Excerpts from an interface dataset.
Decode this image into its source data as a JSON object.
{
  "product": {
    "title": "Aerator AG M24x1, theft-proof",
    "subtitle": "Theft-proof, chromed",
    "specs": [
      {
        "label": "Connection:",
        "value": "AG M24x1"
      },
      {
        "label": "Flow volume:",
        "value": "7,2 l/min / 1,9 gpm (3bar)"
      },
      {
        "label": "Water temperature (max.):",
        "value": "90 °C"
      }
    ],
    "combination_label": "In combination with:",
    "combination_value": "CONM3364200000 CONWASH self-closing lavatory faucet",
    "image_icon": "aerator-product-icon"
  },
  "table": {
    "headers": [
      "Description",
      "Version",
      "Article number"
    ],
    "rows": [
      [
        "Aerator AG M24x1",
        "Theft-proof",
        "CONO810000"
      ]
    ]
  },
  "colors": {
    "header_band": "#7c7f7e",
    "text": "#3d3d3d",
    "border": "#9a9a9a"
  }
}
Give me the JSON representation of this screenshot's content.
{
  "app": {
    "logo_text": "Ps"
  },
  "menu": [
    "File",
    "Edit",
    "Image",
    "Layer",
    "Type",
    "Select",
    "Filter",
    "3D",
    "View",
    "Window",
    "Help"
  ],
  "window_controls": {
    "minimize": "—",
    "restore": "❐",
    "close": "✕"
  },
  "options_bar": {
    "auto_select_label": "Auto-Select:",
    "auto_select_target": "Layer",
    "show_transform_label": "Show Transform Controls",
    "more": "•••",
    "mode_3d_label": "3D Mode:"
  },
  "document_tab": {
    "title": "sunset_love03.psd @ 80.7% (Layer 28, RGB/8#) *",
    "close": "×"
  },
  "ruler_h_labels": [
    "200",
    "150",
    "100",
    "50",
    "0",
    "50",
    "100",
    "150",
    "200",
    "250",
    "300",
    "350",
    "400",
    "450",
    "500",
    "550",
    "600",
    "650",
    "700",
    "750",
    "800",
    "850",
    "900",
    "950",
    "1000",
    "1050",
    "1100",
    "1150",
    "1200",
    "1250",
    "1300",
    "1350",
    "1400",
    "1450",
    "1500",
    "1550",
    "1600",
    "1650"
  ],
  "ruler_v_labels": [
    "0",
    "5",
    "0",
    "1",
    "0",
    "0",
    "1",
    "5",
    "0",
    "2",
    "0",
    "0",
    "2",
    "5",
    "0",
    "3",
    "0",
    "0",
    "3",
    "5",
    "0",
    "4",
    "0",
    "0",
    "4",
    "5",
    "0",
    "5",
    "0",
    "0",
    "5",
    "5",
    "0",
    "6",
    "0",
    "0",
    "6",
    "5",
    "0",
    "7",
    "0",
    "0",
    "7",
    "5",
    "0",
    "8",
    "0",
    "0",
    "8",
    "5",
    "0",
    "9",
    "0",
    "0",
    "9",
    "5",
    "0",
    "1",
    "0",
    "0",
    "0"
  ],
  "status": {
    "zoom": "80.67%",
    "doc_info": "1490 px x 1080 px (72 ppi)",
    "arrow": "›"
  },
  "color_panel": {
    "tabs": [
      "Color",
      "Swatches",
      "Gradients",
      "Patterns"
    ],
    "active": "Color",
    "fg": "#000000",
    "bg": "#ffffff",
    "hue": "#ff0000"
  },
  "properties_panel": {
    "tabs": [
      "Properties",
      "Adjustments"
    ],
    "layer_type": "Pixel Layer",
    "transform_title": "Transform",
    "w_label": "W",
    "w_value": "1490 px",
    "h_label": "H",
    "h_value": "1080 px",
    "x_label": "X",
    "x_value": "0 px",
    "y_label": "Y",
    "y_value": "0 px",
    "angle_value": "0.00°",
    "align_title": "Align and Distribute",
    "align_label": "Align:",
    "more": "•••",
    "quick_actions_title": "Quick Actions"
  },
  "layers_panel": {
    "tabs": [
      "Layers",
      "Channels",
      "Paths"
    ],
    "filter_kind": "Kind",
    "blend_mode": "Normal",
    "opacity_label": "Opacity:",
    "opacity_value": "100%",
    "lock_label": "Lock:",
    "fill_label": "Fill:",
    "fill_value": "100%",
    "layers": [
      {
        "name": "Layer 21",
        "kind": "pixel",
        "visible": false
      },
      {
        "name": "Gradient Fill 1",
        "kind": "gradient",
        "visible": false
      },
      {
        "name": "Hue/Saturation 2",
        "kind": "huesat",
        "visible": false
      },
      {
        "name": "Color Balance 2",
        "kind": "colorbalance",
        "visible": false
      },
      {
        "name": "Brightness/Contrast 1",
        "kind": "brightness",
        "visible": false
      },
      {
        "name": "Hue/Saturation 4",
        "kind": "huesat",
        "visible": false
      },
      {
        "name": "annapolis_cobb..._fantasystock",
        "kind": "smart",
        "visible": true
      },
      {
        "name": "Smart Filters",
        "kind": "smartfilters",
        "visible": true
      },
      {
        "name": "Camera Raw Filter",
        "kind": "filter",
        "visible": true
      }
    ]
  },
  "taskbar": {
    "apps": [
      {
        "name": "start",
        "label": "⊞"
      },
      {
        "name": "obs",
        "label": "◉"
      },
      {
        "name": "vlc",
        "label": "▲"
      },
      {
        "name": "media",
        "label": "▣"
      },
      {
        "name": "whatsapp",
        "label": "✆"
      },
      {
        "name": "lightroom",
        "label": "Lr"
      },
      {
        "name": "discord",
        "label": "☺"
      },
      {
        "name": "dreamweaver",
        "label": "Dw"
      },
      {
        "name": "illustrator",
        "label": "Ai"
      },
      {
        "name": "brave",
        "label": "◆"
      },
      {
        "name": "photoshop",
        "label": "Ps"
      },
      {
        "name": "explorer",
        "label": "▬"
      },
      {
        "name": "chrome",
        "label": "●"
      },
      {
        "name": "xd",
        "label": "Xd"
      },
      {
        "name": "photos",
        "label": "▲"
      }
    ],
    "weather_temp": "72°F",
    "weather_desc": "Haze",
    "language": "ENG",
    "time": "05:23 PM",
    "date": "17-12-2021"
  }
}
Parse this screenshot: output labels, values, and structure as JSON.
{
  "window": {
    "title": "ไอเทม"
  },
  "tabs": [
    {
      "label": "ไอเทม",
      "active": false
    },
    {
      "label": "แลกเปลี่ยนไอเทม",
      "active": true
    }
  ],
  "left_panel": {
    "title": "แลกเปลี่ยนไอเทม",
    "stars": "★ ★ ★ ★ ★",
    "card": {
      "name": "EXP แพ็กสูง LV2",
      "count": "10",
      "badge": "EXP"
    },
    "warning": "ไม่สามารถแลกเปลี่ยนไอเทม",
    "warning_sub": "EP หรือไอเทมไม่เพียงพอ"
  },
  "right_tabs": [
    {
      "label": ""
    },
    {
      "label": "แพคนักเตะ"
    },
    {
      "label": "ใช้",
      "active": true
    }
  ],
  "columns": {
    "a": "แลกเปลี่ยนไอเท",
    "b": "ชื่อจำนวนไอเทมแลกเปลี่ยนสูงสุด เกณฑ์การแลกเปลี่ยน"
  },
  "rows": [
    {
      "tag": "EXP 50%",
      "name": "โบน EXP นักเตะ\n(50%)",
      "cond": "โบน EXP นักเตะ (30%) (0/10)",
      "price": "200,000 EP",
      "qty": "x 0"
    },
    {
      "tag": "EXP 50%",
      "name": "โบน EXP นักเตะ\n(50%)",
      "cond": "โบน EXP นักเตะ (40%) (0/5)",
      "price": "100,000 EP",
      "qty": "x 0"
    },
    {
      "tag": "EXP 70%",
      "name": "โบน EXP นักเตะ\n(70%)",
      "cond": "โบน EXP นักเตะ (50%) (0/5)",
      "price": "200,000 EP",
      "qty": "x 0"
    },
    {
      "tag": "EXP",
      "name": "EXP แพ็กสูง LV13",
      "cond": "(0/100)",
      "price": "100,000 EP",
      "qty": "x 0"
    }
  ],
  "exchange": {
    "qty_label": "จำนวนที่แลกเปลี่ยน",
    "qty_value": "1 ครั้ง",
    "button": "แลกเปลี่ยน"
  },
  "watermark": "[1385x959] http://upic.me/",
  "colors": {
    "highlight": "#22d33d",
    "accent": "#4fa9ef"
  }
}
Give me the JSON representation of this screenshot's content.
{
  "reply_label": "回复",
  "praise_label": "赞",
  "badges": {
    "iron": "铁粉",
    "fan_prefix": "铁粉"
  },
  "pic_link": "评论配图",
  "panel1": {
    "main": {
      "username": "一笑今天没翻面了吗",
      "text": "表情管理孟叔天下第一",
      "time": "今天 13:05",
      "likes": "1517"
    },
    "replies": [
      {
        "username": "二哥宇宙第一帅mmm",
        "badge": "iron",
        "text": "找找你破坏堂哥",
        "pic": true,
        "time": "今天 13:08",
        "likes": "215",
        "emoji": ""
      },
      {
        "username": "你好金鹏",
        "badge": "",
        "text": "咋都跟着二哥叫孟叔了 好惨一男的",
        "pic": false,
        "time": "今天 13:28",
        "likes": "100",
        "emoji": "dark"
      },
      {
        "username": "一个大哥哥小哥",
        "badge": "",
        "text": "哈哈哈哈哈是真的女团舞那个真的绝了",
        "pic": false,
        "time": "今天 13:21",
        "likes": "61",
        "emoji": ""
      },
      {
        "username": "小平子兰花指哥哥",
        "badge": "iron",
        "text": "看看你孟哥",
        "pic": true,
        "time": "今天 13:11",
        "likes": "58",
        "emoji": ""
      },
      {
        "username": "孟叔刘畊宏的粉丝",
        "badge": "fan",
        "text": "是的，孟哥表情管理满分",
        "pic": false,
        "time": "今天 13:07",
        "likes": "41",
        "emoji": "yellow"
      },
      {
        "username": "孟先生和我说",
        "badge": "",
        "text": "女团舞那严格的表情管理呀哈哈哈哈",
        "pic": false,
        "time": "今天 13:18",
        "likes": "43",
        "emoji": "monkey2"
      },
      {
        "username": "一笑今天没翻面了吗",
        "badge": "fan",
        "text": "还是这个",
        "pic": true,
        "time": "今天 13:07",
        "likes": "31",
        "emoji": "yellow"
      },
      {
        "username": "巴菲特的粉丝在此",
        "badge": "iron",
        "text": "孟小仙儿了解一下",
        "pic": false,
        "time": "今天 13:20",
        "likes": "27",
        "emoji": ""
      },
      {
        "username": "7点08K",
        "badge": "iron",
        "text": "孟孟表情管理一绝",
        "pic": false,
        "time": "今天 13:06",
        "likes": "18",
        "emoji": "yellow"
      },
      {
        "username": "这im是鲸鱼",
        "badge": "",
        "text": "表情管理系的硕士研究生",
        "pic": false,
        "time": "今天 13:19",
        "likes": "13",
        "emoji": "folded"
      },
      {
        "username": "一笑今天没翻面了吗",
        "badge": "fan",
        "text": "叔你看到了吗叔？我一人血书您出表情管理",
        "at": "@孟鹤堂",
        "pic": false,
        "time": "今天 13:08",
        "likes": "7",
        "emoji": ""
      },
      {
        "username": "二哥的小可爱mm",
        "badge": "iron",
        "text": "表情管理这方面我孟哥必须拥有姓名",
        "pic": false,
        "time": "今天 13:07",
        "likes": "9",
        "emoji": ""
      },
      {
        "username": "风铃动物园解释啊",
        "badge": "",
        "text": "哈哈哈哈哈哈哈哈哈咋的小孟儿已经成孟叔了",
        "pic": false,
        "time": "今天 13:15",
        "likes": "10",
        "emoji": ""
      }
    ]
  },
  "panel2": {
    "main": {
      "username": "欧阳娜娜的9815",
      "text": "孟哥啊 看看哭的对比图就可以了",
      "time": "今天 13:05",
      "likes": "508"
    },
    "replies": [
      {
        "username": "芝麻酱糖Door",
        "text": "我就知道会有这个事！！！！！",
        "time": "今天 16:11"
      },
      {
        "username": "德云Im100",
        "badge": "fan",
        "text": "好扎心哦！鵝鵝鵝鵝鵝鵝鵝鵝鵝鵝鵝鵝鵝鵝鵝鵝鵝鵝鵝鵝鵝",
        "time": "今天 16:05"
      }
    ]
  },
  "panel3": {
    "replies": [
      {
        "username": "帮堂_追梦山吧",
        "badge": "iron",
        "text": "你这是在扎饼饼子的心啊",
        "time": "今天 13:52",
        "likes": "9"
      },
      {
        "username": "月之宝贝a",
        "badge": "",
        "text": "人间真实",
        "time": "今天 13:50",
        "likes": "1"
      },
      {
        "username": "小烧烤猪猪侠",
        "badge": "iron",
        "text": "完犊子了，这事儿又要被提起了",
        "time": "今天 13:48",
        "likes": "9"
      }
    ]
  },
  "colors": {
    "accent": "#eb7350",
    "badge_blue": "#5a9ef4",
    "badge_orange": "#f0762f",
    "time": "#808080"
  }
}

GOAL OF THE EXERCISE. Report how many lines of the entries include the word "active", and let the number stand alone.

EXERCISE SOLUTION. 4